::: TASK INPUTS :::

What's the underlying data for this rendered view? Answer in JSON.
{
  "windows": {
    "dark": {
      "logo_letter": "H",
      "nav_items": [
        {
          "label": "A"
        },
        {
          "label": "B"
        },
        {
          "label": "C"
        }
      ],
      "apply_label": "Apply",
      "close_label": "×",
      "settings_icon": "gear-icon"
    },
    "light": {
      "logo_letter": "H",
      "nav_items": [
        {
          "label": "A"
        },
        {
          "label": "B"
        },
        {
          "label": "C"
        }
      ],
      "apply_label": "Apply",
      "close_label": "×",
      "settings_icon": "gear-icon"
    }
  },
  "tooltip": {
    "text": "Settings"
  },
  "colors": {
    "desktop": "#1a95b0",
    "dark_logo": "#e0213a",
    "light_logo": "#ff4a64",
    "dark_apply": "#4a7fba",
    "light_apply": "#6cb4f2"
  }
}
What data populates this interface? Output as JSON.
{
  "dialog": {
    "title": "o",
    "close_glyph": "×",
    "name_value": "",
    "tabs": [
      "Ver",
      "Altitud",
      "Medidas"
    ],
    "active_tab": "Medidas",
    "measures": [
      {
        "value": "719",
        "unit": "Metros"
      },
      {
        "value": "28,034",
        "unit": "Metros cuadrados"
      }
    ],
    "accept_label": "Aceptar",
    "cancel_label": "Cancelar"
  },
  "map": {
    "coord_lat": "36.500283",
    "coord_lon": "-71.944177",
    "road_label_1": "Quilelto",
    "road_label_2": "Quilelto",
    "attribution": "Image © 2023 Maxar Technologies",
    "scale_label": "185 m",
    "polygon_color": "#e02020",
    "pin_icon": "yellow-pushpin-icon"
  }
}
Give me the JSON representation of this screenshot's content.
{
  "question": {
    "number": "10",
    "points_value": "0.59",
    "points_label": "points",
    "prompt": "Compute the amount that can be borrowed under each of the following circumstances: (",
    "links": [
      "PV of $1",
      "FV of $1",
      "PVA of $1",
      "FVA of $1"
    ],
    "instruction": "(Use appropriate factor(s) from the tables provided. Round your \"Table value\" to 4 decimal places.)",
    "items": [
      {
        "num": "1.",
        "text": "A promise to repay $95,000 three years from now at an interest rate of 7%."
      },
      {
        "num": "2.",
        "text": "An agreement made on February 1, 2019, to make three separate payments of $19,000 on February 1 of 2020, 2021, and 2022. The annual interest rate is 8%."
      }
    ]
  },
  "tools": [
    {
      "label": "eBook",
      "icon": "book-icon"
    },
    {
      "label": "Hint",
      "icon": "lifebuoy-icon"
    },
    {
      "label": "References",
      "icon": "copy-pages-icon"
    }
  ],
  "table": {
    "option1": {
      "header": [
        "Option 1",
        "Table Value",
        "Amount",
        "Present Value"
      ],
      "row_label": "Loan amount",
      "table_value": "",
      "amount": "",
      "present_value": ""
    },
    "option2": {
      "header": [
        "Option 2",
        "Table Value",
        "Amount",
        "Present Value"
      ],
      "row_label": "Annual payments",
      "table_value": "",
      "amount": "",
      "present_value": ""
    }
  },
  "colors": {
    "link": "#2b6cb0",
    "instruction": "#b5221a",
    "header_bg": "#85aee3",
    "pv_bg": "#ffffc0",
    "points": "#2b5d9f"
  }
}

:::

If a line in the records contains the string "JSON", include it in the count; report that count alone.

WRITTEN ANSWER » 3